the rapid, as well as regular, deployment of international staff
to OSCE missions. The success of this initiative, agreed at the
Istanbul Summit, will depend on the commitment and will of the
OSCE participating states to provide the necessary personnel within
the requisite timescale. In line with our current policy, the
UK aims to provide about 10 per cent of the OSCE's overall deployment
of personnel to the field.
The FCO hosted a "Train the Trainers"
course at Bramshill from 20 November to 1 December for experienced
civilian police trainers from seven different countries, all of
whom are contributors to UN police missions.
39. What developments have there been in building
up a new international consensus on humanitarian intervention?
The UK remains in the forefront of efforts to
build international consensus on the conditions and circumstances
for international action in response to humanitarian crises. International
partners have responded constructively to the UK's initial proposals,
which we are further developing in light of the on-going debate.
We have focused our efforts particularly within the Security Council:
we believe the Council should take the lead in responding to massive
violations of humanitarian law and crimes against humanity, given
the threat they pose to international peace and security.
We have also welcomed initiatives by other states
to help build consensus on this issue. The UK has participated
in three conferences hosted by the Netherlands, most recently
on 20 November during their Presidency of the UN Security Council.
In September, the Canadian Foreign Minister launched the International
Commission on Intervention and State Sovereignty. The purpose
of the Commission is "to contribute to building a broader
understanding of the issues and to fostering a global political
consensus on how to move forward". The Foreign Secretary
is a member of the Commission's Advisory Board and the UK also
belongs to the Group of Interested States contributing government
perspectives to the Commission's work.
40. What measures is the UK taking in response
to the Report of the Panel on UN Peace Operations (Brahimi report)
as regards future situations of a similar nature to Kosovo?
The UK has welcomed the findings of the Brahimi
Panel, and the proposals subsequently put forward by the UN Secretary-General
for implementing the recommendations which it has made. These
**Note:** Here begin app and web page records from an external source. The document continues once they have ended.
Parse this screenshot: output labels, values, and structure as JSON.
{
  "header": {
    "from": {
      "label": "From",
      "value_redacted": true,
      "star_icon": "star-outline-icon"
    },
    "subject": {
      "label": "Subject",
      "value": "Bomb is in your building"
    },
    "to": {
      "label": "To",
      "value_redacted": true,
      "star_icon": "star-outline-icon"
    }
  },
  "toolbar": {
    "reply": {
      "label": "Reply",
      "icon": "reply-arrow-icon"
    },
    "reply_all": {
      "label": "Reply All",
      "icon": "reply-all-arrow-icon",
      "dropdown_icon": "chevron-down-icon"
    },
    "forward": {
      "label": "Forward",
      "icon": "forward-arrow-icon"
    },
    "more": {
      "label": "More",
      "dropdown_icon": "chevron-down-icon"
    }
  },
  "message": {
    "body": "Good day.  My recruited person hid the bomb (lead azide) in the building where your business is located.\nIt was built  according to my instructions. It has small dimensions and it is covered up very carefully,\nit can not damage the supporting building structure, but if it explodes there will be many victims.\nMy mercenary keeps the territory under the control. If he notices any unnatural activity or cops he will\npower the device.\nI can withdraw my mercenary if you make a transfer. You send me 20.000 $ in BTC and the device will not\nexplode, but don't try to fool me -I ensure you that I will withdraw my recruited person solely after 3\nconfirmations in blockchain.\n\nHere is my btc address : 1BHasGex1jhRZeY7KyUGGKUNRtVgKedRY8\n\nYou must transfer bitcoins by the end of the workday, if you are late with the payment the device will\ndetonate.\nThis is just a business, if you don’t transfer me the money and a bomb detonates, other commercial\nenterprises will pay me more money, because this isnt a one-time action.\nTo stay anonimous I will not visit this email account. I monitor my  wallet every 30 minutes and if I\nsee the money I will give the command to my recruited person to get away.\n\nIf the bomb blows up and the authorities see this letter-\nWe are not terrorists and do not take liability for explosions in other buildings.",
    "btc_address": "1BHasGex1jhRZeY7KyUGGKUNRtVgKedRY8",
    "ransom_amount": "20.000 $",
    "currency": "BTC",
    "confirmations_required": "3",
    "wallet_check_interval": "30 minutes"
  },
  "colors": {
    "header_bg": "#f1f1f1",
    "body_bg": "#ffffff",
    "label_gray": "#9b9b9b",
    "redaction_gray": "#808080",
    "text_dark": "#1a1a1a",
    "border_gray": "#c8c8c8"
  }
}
are essential elements in overall UN reform. In particular, Brahimi
addresses (i) the need which recent UN peacekeeping missions have
highlighted for a more co-ordinated UN capacity for rapid response
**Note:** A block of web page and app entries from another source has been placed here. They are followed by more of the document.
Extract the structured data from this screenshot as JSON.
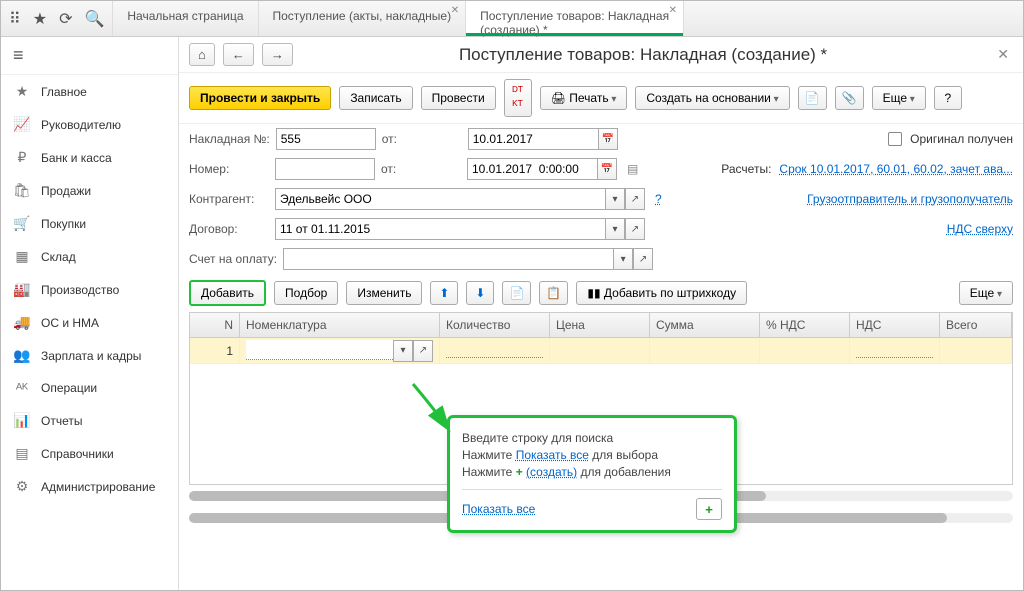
{
  "tabs": {
    "t0": "Начальная страница",
    "t1": "Поступление (акты, накладные)",
    "t2a": "Поступление товаров: Накладная",
    "t2b": "(создание) *"
  },
  "sidebar": {
    "items": [
      {
        "label": "Главное"
      },
      {
        "label": "Руководителю"
      },
      {
        "label": "Банк и касса"
      },
      {
        "label": "Продажи"
      },
      {
        "label": "Покупки"
      },
      {
        "label": "Склад"
      },
      {
        "label": "Производство"
      },
      {
        "label": "ОС и НМА"
      },
      {
        "label": "Зарплата и кадры"
      },
      {
        "label": "Операции"
      },
      {
        "label": "Отчеты"
      },
      {
        "label": "Справочники"
      },
      {
        "label": "Администрирование"
      }
    ]
  },
  "page": {
    "title": "Поступление товаров: Накладная (создание) *"
  },
  "toolbar": {
    "post_close": "Провести и закрыть",
    "write": "Записать",
    "post": "Провести",
    "print": "Печать",
    "create_based": "Создать на основании",
    "more": "Еще"
  },
  "form": {
    "invoice_no_label": "Накладная №:",
    "invoice_no": "555",
    "from": "от:",
    "date": "10.01.2017",
    "number_label": "Номер:",
    "datetime": "10.01.2017  0:00:00",
    "counterparty_label": "Контрагент:",
    "counterparty": "Эдельвейс ООО",
    "contract_label": "Договор:",
    "contract": "11 от 01.11.2015",
    "payment_account_label": "Счет на оплату:",
    "original_received": "Оригинал получен",
    "calc_label": "Расчеты:",
    "calc_link": "Срок 10.01.2017, 60.01, 60.02, зачет ава...",
    "shipper_link": "Грузоотправитель и грузополучатель",
    "vat_link": "НДС сверху"
  },
  "table_toolbar": {
    "add": "Добавить",
    "select": "Подбор",
    "change": "Изменить",
    "barcode": "Добавить по штрихкоду",
    "more": "Еще"
  },
  "table": {
    "headers": {
      "n": "N",
      "nom": "Номенклатура",
      "qty": "Количество",
      "price": "Цена",
      "sum": "Сумма",
      "vat": "% НДС",
      "nds": "НДС",
      "total": "Всего"
    },
    "row_n": "1"
  },
  "hint": {
    "line1": "Введите строку для поиска",
    "line2a": "Нажмите ",
    "line2b": "Показать все",
    "line2c": " для выбора",
    "line3a": "Нажмите ",
    "line3b": "(создать)",
    "line3c": " для добавления",
    "show_all": "Показать все"
  }
}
to crises; and (ii) suggestions for enhanced UN early warning
and analytical capabilities.
We are working with other UN and EU partners,
through both the General Assembly's Special Committee on Peace
Keeping Operations and the Security Council Working Group on Brahimi,
towards achieving consensus on implementation of the Brahimi recommendations.
We also remain in close dialogue with the UN Secretariat on these
41. What assessment has been made of the reasons
for NATO's failure to predict Milosevic's response (in terms of
escalation in ethnic cleansing) to the commencement of the bombing
As HMG noted in paragraphs 11 to 13 of its response
to the Foreign Affairs Committee's Fourth Report of 1999-2000
(CM 4825), we and NATO were aware that the Milosevic regime had
plans to intensify repression in Kosovo in Spring 1999, and that
this was likely to cause widespread internal displacement, and
possibly to force some refugees out of Kosovo altogether. Warnings
of the potential for refugee movements were passed on by NATO
to UNHCR. But no-one could reasonably have predicted the savagery
of Milosevic's actions, and the extent of the suffering which
it unleashed. However, as the Committee has recognised, had NATO
not acted there would have been no external means to prevent further
offensives being pursued over time by Milosevic's forces.
42. Was any warning given by NATO to the Milosevic
regime that broadcasting stations in Belgrade would be bombed?
The Milosevic regime was well aware of the types
of targets which might be attacked. Reporting of the action underway
in Yugoslav courts against the former management of Radio Television
Serbia (RTS) suggests that the management believed there was a
threat, but purposely hid this from their employees.